As these books were moved from their shelves to mine to make way for their changing literature interests, I added a few more that supported my work with students. Some to explore world issues such as The Great Bear which, with its sombre illustrations and stirring text, opened the door to discussions of animal cruelty.
Others supported values education, Amy and Louis is an example of how friendships can survive change. It is also a wonderful book to use when studying visual literacy as is An Ordinary Day. Both reinforce how the illustrations tell so much about the emotions and thoughts of the characters. An Ordinary Day reminds us of how we all have grey day experiences but our imagination can change that.
Becoming a reader of poetry coincided with returning to work while raising three very active boys. I found I had time to read poetry whereas I had time for little else. I didn’t have any desire to analyse, just to enjoy the emotions and wonders told in a few verses. As my children have grown I again have time for reading novels but continue to regularly dip in and out of poetry.
Through poetry I first began to notice the craft of writing and how powerful a few words can be. Raw emotions and shared humour – no matter what was happening in my life there was a poem that captured the moment. Yes I know I need to attempt capturing those moments with my own poems – one day soon I will try.
I recently came across Timothy Walsh’s At the Goodwill . (yes this too did capture a moment in my life but that is for another slice) I couldn’t help but smile at the images which came while reading the first verse. This is one I will tuck away as a mentor text when working with students on similes, imagery or word choice. Do you have a poem which is a favourite mentor text for an aspect of writer’s craft?
At The Goodwill
Timothy Walsh (Verse 1 only)

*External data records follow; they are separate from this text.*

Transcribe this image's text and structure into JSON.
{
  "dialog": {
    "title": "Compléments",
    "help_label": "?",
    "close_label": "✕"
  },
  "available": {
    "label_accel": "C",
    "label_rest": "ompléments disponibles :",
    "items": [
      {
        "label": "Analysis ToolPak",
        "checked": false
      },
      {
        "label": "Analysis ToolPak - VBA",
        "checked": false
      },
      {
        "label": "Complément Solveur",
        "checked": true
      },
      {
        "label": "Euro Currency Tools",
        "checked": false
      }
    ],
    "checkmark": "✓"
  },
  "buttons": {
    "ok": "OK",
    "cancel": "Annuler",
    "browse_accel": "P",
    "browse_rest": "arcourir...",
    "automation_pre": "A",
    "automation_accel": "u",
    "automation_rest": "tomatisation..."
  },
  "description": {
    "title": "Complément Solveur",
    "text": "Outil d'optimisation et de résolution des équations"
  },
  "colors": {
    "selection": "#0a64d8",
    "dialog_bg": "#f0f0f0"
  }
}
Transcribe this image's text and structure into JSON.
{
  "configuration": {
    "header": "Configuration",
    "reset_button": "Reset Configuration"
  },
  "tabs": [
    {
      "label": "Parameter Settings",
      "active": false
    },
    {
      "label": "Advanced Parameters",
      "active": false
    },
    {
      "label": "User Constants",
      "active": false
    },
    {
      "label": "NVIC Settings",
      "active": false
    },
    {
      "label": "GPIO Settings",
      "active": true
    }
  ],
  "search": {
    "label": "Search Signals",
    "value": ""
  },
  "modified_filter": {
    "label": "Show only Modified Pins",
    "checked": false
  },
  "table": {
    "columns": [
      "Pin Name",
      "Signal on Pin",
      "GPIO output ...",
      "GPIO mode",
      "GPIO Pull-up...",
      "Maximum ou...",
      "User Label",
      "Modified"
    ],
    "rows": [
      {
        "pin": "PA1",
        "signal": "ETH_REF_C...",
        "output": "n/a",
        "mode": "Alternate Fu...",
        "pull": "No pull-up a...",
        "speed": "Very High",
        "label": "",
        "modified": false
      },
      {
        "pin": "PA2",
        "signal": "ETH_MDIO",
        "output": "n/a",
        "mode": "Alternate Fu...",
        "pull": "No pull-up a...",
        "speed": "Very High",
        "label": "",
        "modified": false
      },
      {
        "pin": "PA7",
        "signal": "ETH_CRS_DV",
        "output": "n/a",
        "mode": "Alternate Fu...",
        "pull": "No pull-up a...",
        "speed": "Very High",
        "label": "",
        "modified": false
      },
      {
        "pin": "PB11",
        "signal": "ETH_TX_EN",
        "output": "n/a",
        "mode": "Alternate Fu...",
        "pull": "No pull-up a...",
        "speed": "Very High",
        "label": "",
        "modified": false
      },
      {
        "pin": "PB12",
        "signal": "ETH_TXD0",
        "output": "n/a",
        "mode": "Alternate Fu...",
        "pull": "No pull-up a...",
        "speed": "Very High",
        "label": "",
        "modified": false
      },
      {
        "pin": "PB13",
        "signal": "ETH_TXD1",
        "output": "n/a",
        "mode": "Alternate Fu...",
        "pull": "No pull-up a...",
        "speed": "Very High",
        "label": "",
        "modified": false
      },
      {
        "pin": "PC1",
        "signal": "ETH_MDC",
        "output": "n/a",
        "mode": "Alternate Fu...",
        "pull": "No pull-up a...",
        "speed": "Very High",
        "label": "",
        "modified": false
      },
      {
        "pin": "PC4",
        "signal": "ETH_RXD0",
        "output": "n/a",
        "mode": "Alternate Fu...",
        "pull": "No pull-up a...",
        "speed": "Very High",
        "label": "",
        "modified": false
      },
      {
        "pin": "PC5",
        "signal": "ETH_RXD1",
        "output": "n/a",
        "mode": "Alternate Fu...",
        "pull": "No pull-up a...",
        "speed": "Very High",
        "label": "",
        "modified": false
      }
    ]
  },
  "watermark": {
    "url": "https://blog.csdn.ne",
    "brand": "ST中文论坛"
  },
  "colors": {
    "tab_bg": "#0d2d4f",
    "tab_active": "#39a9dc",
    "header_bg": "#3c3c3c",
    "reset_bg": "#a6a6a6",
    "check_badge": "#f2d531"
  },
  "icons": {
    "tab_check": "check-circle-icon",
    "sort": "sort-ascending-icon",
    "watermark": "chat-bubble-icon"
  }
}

Like crows tearing at roadkill,
people rummage among the aisles
and clothes bins,
ransacking the discarded clutter of other lives
for that special undiscovered something.